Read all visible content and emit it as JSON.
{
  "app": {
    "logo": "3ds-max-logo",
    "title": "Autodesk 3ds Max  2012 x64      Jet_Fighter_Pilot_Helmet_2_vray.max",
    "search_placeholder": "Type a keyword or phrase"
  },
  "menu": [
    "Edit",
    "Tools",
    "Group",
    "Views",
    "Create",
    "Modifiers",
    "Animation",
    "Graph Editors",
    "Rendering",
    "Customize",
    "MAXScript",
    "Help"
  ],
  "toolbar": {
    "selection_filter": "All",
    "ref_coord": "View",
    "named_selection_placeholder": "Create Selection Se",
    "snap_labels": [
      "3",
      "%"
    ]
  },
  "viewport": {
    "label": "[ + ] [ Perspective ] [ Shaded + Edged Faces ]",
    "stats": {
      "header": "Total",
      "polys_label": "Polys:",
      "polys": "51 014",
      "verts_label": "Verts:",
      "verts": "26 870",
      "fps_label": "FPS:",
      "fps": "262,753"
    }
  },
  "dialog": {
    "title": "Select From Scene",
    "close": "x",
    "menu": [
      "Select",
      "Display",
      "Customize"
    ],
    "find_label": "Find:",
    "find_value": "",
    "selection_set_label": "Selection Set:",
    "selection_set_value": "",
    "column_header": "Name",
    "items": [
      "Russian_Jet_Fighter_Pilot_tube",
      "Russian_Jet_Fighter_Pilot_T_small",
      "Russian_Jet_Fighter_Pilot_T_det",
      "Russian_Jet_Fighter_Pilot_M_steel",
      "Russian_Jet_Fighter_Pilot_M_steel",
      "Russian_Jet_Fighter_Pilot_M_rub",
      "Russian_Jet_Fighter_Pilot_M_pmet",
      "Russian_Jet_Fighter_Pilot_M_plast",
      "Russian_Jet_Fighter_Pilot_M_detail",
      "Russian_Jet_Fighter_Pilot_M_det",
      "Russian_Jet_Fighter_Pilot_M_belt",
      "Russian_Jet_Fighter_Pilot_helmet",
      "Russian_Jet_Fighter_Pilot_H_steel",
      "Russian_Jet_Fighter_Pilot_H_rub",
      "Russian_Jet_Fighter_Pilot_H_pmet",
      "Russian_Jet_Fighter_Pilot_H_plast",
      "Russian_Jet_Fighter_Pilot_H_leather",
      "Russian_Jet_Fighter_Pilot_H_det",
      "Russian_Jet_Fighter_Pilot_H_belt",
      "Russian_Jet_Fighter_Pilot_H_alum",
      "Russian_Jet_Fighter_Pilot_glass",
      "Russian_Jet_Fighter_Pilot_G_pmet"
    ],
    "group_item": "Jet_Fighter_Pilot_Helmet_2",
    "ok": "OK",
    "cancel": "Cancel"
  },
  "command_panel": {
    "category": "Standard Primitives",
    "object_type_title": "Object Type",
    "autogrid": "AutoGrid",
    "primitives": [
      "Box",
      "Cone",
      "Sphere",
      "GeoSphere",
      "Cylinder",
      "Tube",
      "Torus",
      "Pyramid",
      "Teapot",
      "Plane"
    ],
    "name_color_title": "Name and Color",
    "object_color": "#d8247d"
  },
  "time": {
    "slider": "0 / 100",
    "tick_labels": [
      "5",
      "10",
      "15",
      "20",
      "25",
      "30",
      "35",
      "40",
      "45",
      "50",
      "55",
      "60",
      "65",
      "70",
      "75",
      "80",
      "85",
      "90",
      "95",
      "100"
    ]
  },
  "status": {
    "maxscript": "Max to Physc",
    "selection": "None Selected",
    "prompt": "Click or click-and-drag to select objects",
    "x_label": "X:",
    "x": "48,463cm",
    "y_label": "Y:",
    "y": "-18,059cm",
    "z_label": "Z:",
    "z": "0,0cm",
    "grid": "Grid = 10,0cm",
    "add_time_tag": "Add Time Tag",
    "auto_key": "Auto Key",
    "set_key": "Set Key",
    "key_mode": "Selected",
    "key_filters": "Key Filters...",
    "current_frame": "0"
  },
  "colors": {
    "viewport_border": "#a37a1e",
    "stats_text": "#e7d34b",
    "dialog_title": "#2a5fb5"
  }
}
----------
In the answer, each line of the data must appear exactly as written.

● **Expected output**:
Read all visible content and emit it as JSON.
{
  "app": {
    "logo": "3ds-max-logo",
    "title": "Autodesk 3ds Max  2012 x64      Jet_Fighter_Pilot_Helmet_2_vray.max",
    "search_placeholder": "Type a keyword or phrase"
  },
  "menu": [
    "Edit",
    "Tools",
    "Group",
    "Views",
    "Create",
    "Modifiers",
    "Animation",
    "Graph Editors",
    "Rendering",
    "Customize",
    "MAXScript",
    "Help"
  ],
  "toolbar": {
    "selection_filter": "All",
    "ref_coord": "View",
    "named_selection_placeholder": "Create Selection Se",
    "snap_labels": [
      "3",
      "%"
    ]
  },
  "viewport": {
    "label": "[ + ] [ Perspective ] [ Shaded + Edged Faces ]",
    "stats": {
      "header": "Total",
      "polys_label": "Polys:",
      "polys": "51 014",
      "verts_label": "Verts:",
      "verts": "26 870",
      "fps_label": "FPS:",
      "fps": "262,753"
    }
  },
  "dialog": {
    "title": "Select From Scene",
    "close": "x",
    "menu": [
      "Select",
      "Display",
      "Customize"
    ],
    "find_label": "Find:",
    "find_value": "",
    "selection_set_label": "Selection Set:",
    "selection_set_value": "",
    "column_header": "Name",
    "items": [
      "Russian_Jet_Fighter_Pilot_tube",
      "Russian_Jet_Fighter_Pilot_T_small",
      "Russian_Jet_Fighter_Pilot_T_det",
      "Russian_Jet_Fighter_Pilot_M_steel",
      "Russian_Jet_Fighter_Pilot_M_steel",
      "Russian_Jet_Fighter_Pilot_M_rub",
      "Russian_Jet_Fighter_Pilot_M_pmet",
      "Russian_Jet_Fighter_Pilot_M_plast",
      "Russian_Jet_Fighter_Pilot_M_detail",
      "Russian_Jet_Fighter_Pilot_M_det",
      "Russian_Jet_Fighter_Pilot_M_belt",
      "Russian_Jet_Fighter_Pilot_helmet",
      "Russian_Jet_Fighter_Pilot_H_steel",
      "Russian_Jet_Fighter_Pilot_H_rub",
      "Russian_Jet_Fighter_Pilot_H_pmet",
      "Russian_Jet_Fighter_Pilot_H_plast",
      "Russian_Jet_Fighter_Pilot_H_leather",
      "Russian_Jet_Fighter_Pilot_H_det",
      "Russian_Jet_Fighter_Pilot_H_belt",
      "Russian_Jet_Fighter_Pilot_H_alum",
      "Russian_Jet_Fighter_Pilot_glass",
      "Russian_Jet_Fighter_Pilot_G_pmet"
    ],
    "group_item": "Jet_Fighter_Pilot_Helmet_2",
    "ok": "OK",
    "cancel": "Cancel"
  },
  "command_panel": {
    "category": "Standard Primitives",
    "object_type_title": "Object Type",
    "autogrid": "AutoGrid",
    "primitives": [
      "Box",
      "Cone",
      "Sphere",
      "GeoSphere",
      "Cylinder",
      "Tube",
      "Torus",
      "Pyramid",
      "Teapot",
      "Plane"
    ],
    "name_color_title": "Name and Color",
    "object_color": "#d8247d"
  },
  "time": {
    "slider": "0 / 100",
    "tick_labels": [
      "5",
      "10",
      "15",
      "20",
      "25",
      "30",
      "35",
      "40",
      "45",
      "50",
      "55",
      "60",
      "65",
      "70",
      "75",
      "80",
      "85",
      "90",
      "95",
      "100"
    ]
  },
  "status": {
    "maxscript": "Max to Physc",
    "selection": "None Selected",
    "prompt": "Click or click-and-drag to select objects",
    "x_label": "X:",
    "x": "48,463cm",
    "y_label": "Y:",
    "y": "-18,059cm",
    "z_label": "Z:",
    "z": "0,0cm",
    "grid": "Grid = 10,0cm",
    "add_time_tag": "Add Time Tag",
    "auto_key": "Auto Key",
    "set_key": "Set Key",
    "key_mode": "Selected",
    "key_filters": "Key Filters...",
    "current_frame": "0"
  },
  "colors": {
    "viewport_border": "#a37a1e",
    "stats_text": "#e7d34b",
    "dialog_title": "#2a5fb5"
  }
}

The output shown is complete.